I see art as poetry. The function of poetry is to open the door to an experience of the infinite space beyond the material world….the silence between the notes in music….the white between the words in text….the phenomenon that many turn of the 20th century mathematicians, artists and writers termed the ‘fourth dimension’.
I aspire to make work that prompts and attracts the viewer to look at their immediate environment in a different way. One of the propositions underlying my work is that the wonderful experiences offered by art are an internal phenomenon, something that happens inside the viewer, rather than being external to our inner senses and perception. The art industry tends to focus on objects because this is what can be bought and sold. However, for me, art is in the subject, and the art object can only be a poetry transmission mechanism between artist and viewer.
At the crux of my practice, therefore, is a phenomenological enquiry. The work that most excites me is created when I am guided by my experience with space as it evolves. My role as an artist is to be awake and present within the world. Recognising that the beauty of poetry is, without fail, always within me.
This means that my practice is about ‘found’ rather than ‘manufactured’ art. Whilst clearly some intervention as an artist is crucial, my aim is to keep such intervention at a minimum. In terms of my approach to media, everything is potentially a material to make art from (or to recognise the art that is already there). Borrowing from the practice of psychogeographers, I am interested in accepting my environment as it is, making no distinction between the conventionally ‘interesting’ and the banal. Thus, even the ‘silence’ in which I seek to position my work is very much ‘Cageian’, where incidental sounds become part of the experience.

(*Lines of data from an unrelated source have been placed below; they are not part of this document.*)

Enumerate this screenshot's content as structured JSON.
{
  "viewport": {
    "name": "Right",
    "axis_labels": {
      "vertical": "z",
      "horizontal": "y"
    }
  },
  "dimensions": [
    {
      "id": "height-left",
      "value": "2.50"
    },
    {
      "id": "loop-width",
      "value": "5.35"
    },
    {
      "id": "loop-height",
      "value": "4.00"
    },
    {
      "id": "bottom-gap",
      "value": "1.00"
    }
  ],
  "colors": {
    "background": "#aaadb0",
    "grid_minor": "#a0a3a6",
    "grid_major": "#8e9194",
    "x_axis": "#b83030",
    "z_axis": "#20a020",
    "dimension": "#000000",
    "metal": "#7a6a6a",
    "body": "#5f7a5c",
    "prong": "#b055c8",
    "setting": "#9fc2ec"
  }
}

I adopt a Ranciérian radical equality as my starting point in making work, avoiding labels, borders and coding. This is set out in the Radical Gallery Proposition, from which all my work emanates. Focusing on the viewer’s experience, the Radical Gallery aims to activate art works outside established conventions and codes. This not only proposes radical ideas on the definition of art, it also offers me new insights on urban regeneration, economic policy, self development and the meaning of life.
Cliff Stevenson is a new and exciting artist producing original and challenging work. He graduated from the University of Brighton with a MA Fine Art (distinction) in 2015.
Cliff has found that performance art is currently the best means with which to work with his preferred media of infinite space and the artist and viewer’s connection with their environment. Recent major performances include:
- One week residency at the De La Warr Pavilion activating the Radical Gallery Bexhill. Culminated in tours of the activated gallery space as part of the De La Warr’s Dear Serge event. (25 – 30 May 2015)
- Activation of Radical Gallery St Leonards at De La Warr Dear Serge event at Project 78 Gallery (tours of the gallery 19 July 2015).
- 10 day residency at Project 78 Gallery, St Leonards (Aug/Sept 2015) – daily tours of the gallery and further development of the works using Project 78 as a sketchbook for the duration of the residency.
- An artist talks to an economist – a lecture performance at Fringe Binge!, a night of interdisciplinary performance by five MA students from the University of Brighton. Part of the Brighton Fringe (18 May 2015 at Marlborough Pub Theatre, Brighton)
- An artist talks with an economist performed at De La Warr Pavilion Dear Serge offsite event at Project 78 Gallery 19 July 2015.
- An artist talks with an economist performed at the opening event of Art in Romney Marsh (curated by De La Warr Pavilion/Dear Serge), September 19 2015.
- Regular tours of the Radical Galleries Brighton and Tunbridge Wells (December 2014-July 2015)
- From fear to infinity, the evolution of a new economics. A lecture at the Pecha Kucha event given by the artist-economist.
- Editions 15 and Editions 16 – Group show of all artists showing at Project 78 in 2015 (December 2015/January 2016) and 2016 (December 2016/January 2017), Project 78 Gallery, St Leonards.
Cliff has a BA and MSc in economics. For the last 25 years he has had a career as an economist working on international trade law. He continues to work in this area both in terms of consulting (www.cliffstevensonconsulting.com) and publishing (www.antidumpingpublishing.com). He is now combining his experience as an artist and economist in his new identity as the artist-economist and the development of a new economics.
To contact Cliff please send him an email on firstname.lastname@example.org.